But… you just said… I… you were just arguing… he….
6. Assert! Assert as if your life depended on it!
Steinglass: “But the main point is that if the guy who wrote the email were circumcised, he wouldn’t have written the email.”
Oh! Well then! You’re right, nothing to see here. I’m sure “my dick” guy will be pleased to know that. If he asks what evidence you offer for that wild claim, I’ll tell him to put a sock in it.
Steinglass: “There may be some vanishingly small number of guys who are upset about the fact that their parents circumcised them.”
I’m gonna go ahead and guess that Matt Steinglass has not been out in the field taking some sort of foreskin census.
7. Beg the question as if that shit is going out of style.
Steinglass: “It’s a weird thing to be upset about. The whole issue of treating this as some kind of mutilation of a rights-endowed human being who should be allowed to decide for himself seems to me like an insane metastasis of the American fixation with individual rights-based ideology.”
You see, folks, it’s a weird thing to be upset about, so no one should be upset about it.

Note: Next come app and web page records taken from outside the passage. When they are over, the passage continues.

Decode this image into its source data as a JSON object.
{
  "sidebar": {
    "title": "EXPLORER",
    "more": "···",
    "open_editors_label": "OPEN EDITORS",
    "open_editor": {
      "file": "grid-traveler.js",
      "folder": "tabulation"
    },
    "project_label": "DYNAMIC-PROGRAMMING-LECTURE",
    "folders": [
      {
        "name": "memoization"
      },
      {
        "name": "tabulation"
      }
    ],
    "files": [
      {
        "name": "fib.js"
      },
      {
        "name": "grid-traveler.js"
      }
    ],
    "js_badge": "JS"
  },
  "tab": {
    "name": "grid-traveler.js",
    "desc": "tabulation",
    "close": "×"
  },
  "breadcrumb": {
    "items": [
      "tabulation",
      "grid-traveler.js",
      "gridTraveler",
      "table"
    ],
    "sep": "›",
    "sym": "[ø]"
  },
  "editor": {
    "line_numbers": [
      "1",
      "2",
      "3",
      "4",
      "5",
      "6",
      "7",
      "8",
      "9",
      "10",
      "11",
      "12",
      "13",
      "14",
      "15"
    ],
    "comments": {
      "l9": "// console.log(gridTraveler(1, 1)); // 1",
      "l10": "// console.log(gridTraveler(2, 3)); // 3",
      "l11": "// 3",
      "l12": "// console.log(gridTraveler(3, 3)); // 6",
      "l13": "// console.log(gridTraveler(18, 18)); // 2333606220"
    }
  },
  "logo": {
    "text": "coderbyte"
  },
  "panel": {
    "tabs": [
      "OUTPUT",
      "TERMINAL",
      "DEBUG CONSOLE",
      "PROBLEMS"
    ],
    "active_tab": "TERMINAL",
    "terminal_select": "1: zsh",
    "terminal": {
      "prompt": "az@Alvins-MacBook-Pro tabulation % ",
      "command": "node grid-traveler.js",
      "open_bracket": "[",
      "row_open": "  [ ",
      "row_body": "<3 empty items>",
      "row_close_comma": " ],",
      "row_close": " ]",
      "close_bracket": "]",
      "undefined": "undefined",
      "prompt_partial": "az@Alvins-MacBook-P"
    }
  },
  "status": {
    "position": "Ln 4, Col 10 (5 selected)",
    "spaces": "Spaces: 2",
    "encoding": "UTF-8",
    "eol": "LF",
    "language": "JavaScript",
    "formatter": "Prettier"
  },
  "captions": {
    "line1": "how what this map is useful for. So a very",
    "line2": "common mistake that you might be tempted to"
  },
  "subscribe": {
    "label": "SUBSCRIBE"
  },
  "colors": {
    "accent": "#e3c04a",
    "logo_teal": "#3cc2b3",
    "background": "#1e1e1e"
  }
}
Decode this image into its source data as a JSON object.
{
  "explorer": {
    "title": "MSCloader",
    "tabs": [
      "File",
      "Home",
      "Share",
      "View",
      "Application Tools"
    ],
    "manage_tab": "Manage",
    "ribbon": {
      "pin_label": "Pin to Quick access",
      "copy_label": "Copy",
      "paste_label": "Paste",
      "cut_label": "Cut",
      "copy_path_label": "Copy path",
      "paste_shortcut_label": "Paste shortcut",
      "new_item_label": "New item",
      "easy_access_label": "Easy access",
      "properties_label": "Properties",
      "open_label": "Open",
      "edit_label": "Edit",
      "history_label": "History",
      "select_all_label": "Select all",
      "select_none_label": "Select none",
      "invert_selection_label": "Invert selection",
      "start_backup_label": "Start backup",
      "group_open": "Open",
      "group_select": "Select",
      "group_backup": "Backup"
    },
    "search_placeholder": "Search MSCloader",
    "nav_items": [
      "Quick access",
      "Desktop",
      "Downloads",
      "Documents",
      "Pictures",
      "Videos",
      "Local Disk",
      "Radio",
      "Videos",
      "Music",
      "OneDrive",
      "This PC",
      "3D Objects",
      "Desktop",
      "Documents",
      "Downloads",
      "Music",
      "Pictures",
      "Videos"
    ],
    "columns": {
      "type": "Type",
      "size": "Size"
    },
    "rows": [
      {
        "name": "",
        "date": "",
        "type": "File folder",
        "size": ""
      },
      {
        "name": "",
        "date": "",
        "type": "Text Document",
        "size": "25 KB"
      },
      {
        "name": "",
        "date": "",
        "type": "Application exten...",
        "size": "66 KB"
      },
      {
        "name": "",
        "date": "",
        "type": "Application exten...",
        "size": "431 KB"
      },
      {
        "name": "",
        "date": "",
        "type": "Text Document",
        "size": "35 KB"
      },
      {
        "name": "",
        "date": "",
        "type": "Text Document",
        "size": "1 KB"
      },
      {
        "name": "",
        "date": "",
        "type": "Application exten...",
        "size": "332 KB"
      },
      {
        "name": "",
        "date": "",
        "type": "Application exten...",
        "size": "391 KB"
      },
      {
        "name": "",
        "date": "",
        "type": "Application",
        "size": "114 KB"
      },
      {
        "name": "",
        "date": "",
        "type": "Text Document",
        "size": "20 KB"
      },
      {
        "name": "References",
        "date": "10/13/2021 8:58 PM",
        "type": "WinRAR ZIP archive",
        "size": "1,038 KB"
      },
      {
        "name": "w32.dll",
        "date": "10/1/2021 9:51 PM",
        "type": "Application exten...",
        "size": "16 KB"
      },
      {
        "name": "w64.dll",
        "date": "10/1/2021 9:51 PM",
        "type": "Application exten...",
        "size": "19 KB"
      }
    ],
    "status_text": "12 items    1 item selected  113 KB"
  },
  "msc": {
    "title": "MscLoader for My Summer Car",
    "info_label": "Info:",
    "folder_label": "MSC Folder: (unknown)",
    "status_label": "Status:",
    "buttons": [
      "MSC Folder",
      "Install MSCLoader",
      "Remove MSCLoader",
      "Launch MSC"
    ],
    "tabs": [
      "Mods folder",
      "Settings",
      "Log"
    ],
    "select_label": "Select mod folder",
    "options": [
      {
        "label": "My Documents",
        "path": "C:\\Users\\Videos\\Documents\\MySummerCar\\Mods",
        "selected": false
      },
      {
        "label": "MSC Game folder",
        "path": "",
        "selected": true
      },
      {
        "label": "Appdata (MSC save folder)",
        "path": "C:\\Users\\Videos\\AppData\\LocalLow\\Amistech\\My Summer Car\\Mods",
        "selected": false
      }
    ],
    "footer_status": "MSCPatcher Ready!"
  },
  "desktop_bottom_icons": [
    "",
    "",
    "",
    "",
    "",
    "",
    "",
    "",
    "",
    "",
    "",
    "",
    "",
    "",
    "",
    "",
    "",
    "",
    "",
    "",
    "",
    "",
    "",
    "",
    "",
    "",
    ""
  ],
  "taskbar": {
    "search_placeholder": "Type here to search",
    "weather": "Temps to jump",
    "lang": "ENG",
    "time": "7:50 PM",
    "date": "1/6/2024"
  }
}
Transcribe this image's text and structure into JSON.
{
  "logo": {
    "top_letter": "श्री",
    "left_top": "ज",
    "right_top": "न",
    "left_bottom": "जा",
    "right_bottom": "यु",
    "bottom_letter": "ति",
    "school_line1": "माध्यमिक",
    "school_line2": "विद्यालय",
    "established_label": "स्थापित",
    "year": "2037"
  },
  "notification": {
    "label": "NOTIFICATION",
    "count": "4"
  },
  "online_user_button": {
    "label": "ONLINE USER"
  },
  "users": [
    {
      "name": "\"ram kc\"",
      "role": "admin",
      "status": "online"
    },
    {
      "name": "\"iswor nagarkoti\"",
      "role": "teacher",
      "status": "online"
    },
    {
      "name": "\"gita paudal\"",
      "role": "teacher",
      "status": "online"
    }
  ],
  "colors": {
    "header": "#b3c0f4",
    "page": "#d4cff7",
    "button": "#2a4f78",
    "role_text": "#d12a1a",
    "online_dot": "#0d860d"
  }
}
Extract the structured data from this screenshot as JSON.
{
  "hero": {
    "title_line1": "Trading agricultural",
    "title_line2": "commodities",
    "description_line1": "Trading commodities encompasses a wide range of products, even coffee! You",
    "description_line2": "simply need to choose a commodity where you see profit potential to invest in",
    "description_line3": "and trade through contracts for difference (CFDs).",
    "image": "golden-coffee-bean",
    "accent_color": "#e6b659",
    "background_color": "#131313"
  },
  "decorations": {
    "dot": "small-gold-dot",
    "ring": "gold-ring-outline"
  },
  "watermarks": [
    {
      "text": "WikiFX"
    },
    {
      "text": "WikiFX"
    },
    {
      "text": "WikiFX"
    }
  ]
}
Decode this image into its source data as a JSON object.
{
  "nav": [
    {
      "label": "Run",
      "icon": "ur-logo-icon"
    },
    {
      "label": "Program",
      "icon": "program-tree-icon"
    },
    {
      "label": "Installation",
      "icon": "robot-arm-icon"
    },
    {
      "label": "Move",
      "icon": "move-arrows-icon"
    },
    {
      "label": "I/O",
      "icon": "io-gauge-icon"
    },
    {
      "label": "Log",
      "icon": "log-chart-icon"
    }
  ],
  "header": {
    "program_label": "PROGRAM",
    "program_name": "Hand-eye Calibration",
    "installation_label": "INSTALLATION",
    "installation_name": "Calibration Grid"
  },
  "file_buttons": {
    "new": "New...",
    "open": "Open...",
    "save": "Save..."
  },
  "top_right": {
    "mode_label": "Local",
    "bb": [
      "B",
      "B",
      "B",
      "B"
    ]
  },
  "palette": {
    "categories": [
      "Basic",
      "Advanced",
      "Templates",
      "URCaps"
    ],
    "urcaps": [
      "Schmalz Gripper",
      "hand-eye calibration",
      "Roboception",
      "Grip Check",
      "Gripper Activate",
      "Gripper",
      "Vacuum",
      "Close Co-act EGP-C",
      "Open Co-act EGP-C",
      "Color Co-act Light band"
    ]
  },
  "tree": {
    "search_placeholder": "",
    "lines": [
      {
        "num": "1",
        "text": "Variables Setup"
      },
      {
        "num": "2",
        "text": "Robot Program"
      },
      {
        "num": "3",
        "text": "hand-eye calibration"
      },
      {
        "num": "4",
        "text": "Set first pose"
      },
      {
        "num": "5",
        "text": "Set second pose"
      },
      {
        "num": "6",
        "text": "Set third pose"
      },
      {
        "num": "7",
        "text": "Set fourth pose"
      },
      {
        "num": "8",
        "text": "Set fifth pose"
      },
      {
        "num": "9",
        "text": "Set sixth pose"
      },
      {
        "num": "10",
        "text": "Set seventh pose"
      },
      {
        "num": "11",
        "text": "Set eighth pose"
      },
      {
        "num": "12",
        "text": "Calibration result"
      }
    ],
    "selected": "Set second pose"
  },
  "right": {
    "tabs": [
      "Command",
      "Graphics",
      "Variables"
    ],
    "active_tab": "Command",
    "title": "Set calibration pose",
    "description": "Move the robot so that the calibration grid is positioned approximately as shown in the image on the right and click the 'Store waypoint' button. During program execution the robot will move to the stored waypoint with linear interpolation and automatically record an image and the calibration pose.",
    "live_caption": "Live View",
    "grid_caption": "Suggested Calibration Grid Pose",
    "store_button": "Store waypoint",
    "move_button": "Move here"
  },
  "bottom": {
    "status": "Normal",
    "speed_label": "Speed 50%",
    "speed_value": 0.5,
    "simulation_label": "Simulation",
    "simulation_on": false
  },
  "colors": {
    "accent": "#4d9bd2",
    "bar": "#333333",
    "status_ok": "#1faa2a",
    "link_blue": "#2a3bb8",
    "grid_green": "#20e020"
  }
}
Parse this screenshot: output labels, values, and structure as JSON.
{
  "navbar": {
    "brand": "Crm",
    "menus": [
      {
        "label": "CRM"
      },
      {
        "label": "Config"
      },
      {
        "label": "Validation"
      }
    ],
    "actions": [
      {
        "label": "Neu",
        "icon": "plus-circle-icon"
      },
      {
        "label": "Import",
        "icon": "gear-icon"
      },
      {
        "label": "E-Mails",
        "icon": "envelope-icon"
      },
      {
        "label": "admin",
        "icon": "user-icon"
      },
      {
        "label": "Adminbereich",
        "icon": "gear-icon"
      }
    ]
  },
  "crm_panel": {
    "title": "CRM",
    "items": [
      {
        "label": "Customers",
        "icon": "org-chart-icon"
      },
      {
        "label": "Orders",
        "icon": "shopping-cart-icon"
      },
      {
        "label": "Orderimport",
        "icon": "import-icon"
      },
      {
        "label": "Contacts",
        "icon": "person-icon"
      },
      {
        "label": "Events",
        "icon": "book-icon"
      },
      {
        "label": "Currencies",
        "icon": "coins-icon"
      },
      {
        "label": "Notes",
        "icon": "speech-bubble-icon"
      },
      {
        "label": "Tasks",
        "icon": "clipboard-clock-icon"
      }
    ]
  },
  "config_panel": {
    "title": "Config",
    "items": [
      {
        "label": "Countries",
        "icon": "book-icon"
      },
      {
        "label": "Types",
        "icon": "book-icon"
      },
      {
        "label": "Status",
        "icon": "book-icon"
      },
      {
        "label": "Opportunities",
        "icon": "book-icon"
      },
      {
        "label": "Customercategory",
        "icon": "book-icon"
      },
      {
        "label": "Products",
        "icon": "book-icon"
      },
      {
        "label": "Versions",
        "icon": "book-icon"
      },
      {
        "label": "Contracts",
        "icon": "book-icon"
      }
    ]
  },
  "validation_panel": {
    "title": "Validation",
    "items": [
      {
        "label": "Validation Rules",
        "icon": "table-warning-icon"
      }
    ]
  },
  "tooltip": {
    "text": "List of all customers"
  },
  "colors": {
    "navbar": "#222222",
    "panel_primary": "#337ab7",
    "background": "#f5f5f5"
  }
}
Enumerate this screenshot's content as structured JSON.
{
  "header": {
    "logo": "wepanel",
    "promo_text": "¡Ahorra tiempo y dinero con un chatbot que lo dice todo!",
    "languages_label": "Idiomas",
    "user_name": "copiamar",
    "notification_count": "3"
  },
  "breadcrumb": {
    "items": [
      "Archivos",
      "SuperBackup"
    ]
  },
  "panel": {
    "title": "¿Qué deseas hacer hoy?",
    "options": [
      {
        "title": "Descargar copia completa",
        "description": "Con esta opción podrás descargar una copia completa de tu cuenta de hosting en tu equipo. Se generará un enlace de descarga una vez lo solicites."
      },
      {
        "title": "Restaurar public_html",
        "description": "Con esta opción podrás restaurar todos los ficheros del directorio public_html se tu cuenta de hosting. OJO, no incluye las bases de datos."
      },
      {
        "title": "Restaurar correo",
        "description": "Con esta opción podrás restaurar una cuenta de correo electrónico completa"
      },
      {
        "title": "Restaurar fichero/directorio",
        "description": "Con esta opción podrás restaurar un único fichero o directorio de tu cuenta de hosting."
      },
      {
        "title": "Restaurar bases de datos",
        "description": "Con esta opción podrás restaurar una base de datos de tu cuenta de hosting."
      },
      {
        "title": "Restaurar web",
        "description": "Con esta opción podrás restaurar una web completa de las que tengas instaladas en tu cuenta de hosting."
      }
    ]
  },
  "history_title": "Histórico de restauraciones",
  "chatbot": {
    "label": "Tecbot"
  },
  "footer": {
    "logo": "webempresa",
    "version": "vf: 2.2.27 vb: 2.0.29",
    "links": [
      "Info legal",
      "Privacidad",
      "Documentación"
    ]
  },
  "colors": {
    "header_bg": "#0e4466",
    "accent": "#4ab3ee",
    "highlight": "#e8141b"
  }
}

8. Pick an abusive, provoking title.
Steinglass: “The Foreskin Police”
Yes, that’s right; a couple of emails to Andrew Sullivan and a few respectfully questioning blog posts represent “the foreskin police”. Lord knows, there’s no lobby more powerful or pernicious than the vast anti-circumcision network who secretly pull the strings of the world’s political and medical apparatus. Why, they’re so successful, they’ve reduced the portion of American men who have been circumcised to only three quarters of American men! Truly, this juggernaut must be stopped.
9. Let your sense of grievance and certitude be in inverse proportion to your knowledge on the issue.
Steinglass: “the most amusing and hysterical reaction to the news that the CDC may recommend circumcision”, etc.
Look, this dude clearly hasn’t read the studies he briefly alludes to; he clearly hasn’t attempted to put them in an international or statistical context; he clearly hasn’t engaged the more powerful counter-arguments; he’s done no homework. I imagine that he read the post on the Daily Dish and let fly. This, sadly, is the Internet. I’m no expert and I have tried not to make myself out to be one. You can read my two posts on the issue and decide for yourself. What I have done is to read as much of the studies in question as I have had available to me online; read synopses when I can’t; looked at as much statistical information as I can; read a book by an eminently credentialed epidemiologist on the issue of HIV prevalence and risk factors; considered the best arguments I can find, pro or con; and presented all of my data and links to readers so they can evaluate my arguments for themselves. I’m sure I haven’t done a particularly great job. But I think I’ve made a structurally sound argument. And seriously, this is the weakest brew I’ve come across in some time.
Young bloggers, Matt Steinglass has done you a service, and you must not allow his efforts to go to waste. Print out his post, display it prominently, and learn.